A study presented on Thursday by the National Board of Housing, Building, and Planning (Boverket) shows that those who chose their own place of residence were able to secure employment faster and purchase their own apartments sooner than others, Sveriges Radio reports.
Refugees have had the right to choose where they want live in Sweden since 1994, but that right has been opposed by many.
Critics argue that it leads to segregation and cramped living conditions because refugees end up moving in with friends and relatives.
The result, argue critics, is delayed integration into Swedish society.
But the findings of the housing board’s study show that just the opposite is true.
“They clearly have friends and acquaintances to fall back on when they seek asylum here in Sweden.
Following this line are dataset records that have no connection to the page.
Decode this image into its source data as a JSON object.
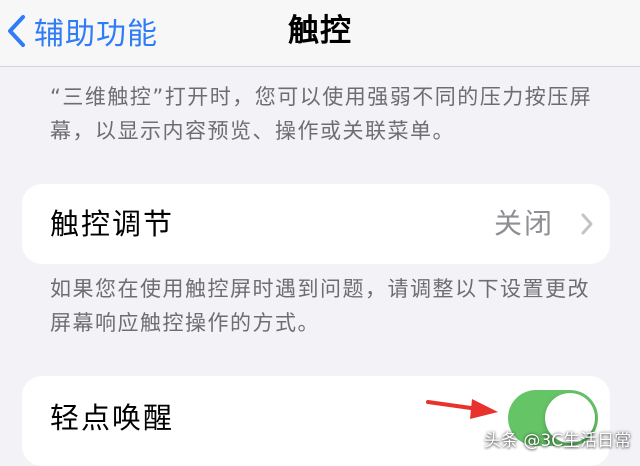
{
  "nav": {
    "back_label": "辅助功能",
    "title": "触控"
  },
  "footnote_3d_touch": "“三维触控”打开时，您可以使用强弱不同的压力按压屏幕，以显示内容预览、操作或关联菜单。",
  "touch_accommodations": {
    "label": "触控调节",
    "value": "关闭"
  },
  "footnote_accommodations": "如果您在使用触控屏时遇到问题，请调整以下设置更改屏幕响应触控操作的方式。",
  "tap_to_wake": {
    "label": "轻点唤醒",
    "enabled": true
  },
  "watermark": "头条 @3C生活日常",
  "colors": {
    "accent": "#2f7cf6",
    "toggle_on": "#65c466",
    "annotation_arrow": "#e8322d"
  },
  "icons": {
    "back": "chevron-left-icon",
    "disclosure": "chevron-right-icon",
    "annotation": "red-arrow-icon"
  }
}
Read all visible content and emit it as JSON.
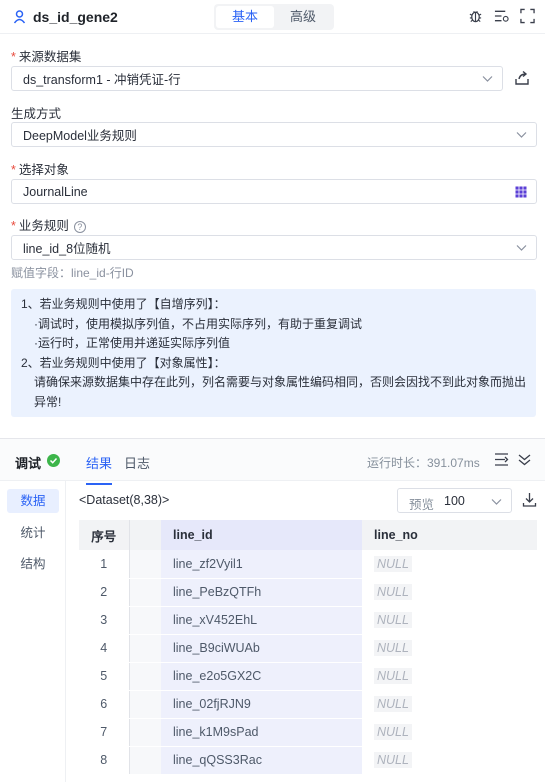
{
  "header": {
    "title": "ds_id_gene2",
    "tabs": [
      {
        "label": "基本",
        "active": true
      },
      {
        "label": "高级",
        "active": false
      }
    ]
  },
  "form": {
    "source": {
      "label": "来源数据集",
      "required": true,
      "value": "ds_transform1 - 冲销凭证-行"
    },
    "method": {
      "label": "生成方式",
      "required": false,
      "value": "DeepModel业务规则"
    },
    "object": {
      "label": "选择对象",
      "required": true,
      "value": "JournalLine"
    },
    "rule": {
      "label": "业务规则",
      "required": true,
      "value": "line_id_8位随机"
    },
    "assign_hint": "赋值字段：line_id-行ID"
  },
  "notice": {
    "lines": [
      "1、若业务规则中使用了【自增序列】：",
      "·调试时，使用模拟序列值，不占用实际序列，有助于重复调试",
      "·运行时，正常使用并递延实际序列值",
      "2、若业务规则中使用了【对象属性】：",
      "请确保来源数据集中存在此列，列名需要与对象属性编码相同，否则会因找不到此对象而抛出",
      "异常!"
    ]
  },
  "debug": {
    "title": "调试",
    "tabs": [
      {
        "label": "结果",
        "active": true
      },
      {
        "label": "日志",
        "active": false
      }
    ],
    "runtime": "运行时长：391.07ms",
    "side": [
      {
        "label": "数据",
        "active": true
      },
      {
        "label": "统计",
        "active": false
      },
      {
        "label": "结构",
        "active": false
      }
    ],
    "dataset_label": "<Dataset(8,38)>",
    "preview": {
      "label": "预览",
      "value": "100"
    },
    "table": {
      "columns": [
        "序号",
        "line_id",
        "line_no"
      ],
      "rows": [
        [
          "1",
          "line_zf2Vyil1",
          "NULL"
        ],
        [
          "2",
          "line_PeBzQTFh",
          "NULL"
        ],
        [
          "3",
          "line_xV452EhL",
          "NULL"
        ],
        [
          "4",
          "line_B9ciWUAb",
          "NULL"
        ],
        [
          "5",
          "line_e2o5GX2C",
          "NULL"
        ],
        [
          "6",
          "line_02fjRJN9",
          "NULL"
        ],
        [
          "7",
          "line_k1M9sPad",
          "NULL"
        ],
        [
          "8",
          "line_qQSS3Rac",
          "NULL"
        ]
      ]
    }
  },
  "colors": {
    "accent": "#2b63f5",
    "required": "#e84a3c",
    "success": "#3cb54a",
    "notice_bg": "#ebf2fe"
  }
}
They have, quite simply, a social network which they use through living there and that helps them even after they’ve applied for asylum,” said Malmö University lecturer Pieter Bevelander to Sveriges Radio.